*** Block opens ***
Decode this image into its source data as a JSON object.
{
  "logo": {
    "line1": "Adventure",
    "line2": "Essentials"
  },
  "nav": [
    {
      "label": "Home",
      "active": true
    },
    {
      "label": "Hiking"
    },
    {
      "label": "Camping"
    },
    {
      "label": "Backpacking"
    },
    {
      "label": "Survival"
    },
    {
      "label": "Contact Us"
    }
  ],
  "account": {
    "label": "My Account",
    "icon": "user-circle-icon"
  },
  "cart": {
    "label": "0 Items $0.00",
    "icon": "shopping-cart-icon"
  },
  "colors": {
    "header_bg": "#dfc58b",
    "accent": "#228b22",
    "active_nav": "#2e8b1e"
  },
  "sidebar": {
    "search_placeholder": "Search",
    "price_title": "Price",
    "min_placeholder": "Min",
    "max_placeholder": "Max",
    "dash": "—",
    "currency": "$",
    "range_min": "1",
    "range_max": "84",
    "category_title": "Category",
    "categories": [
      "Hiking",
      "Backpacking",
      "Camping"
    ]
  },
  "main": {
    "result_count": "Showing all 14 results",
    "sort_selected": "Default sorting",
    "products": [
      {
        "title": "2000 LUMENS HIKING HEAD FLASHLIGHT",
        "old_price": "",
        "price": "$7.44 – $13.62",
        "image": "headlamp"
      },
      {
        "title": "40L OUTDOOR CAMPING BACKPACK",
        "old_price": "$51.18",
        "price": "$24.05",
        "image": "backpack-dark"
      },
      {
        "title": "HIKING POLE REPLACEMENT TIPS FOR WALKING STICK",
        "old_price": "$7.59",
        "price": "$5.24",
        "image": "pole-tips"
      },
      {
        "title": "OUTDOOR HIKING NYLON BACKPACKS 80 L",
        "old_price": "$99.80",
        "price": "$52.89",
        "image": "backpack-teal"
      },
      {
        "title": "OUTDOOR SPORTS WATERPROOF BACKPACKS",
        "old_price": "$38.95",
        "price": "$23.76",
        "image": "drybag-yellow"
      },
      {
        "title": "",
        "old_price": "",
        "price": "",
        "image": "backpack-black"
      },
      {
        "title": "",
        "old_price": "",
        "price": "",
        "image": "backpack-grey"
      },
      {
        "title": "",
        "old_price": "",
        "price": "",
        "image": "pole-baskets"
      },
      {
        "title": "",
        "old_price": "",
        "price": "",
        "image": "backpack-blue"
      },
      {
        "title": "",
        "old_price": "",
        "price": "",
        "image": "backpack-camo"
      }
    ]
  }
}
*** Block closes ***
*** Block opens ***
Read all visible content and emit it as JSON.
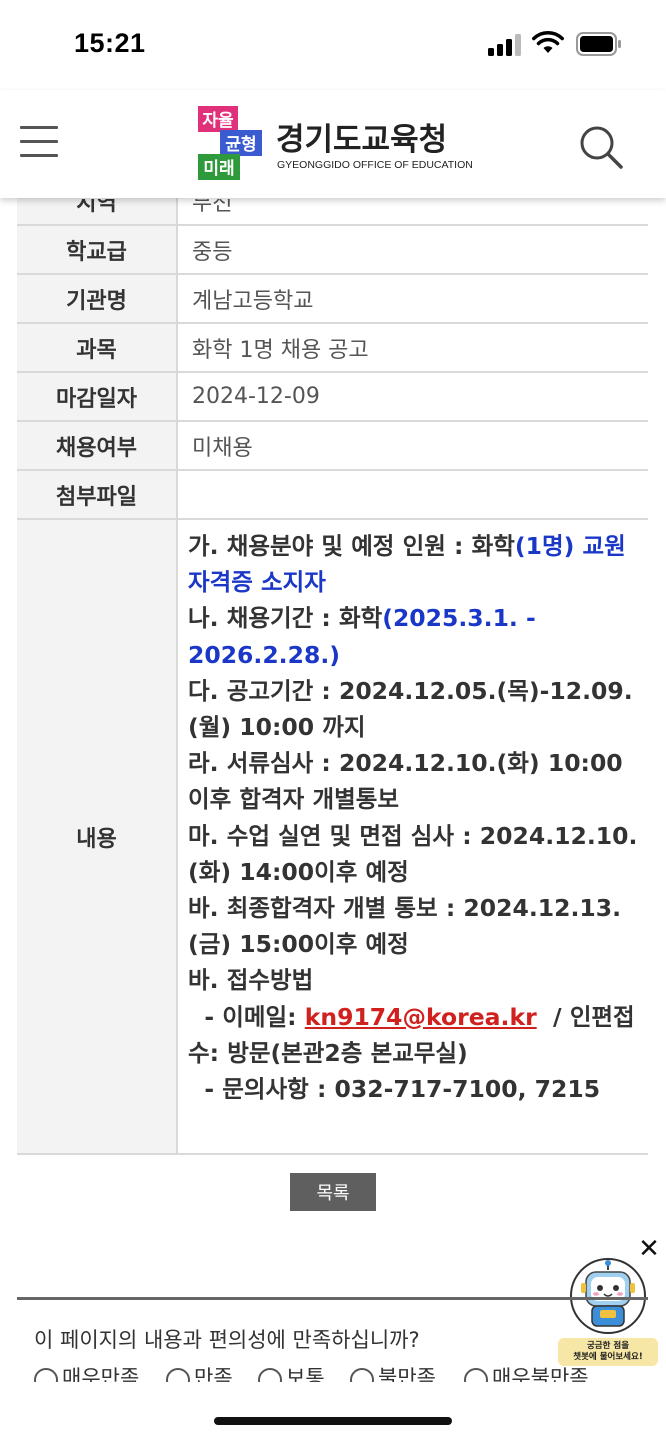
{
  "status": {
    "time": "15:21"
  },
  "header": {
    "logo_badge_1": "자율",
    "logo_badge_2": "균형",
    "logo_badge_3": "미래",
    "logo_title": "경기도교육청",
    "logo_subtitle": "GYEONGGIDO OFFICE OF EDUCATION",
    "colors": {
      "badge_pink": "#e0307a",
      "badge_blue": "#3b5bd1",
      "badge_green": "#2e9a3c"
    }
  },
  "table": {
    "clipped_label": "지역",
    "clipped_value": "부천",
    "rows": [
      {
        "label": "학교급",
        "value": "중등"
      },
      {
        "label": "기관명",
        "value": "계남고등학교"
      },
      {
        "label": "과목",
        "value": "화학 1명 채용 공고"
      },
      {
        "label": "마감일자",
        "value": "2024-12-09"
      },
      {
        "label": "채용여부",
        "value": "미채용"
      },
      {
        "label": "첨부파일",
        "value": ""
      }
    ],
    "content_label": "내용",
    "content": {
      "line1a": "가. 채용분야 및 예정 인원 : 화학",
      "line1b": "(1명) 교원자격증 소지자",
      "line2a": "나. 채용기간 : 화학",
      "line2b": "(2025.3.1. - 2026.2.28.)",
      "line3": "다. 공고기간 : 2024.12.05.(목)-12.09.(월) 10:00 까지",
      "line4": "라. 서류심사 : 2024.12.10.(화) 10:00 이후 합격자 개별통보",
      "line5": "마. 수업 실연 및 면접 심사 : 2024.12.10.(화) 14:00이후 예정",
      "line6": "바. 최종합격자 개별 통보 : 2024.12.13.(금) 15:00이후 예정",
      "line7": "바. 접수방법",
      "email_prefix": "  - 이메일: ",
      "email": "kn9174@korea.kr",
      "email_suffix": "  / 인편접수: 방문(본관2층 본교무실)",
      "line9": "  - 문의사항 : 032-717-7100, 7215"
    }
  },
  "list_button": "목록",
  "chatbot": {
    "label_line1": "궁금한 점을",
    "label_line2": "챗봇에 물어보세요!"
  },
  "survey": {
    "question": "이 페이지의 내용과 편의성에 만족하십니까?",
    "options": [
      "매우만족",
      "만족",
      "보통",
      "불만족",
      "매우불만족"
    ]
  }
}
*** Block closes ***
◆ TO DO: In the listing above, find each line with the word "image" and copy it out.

◆ RESPONSE FOR THIS EXERCISE:
Decode this image into its source data as a JSON object.
        "image": "headlamp"
        "image": "backpack-dark"
        "image": "pole-tips"
        "image": "backpack-teal"
        "image": "drybag-yellow"
        "image": "backpack-black"
        "image": "backpack-grey"
        "image": "pole-baskets"
        "image": "backpack-blue"
        "image": "backpack-camo"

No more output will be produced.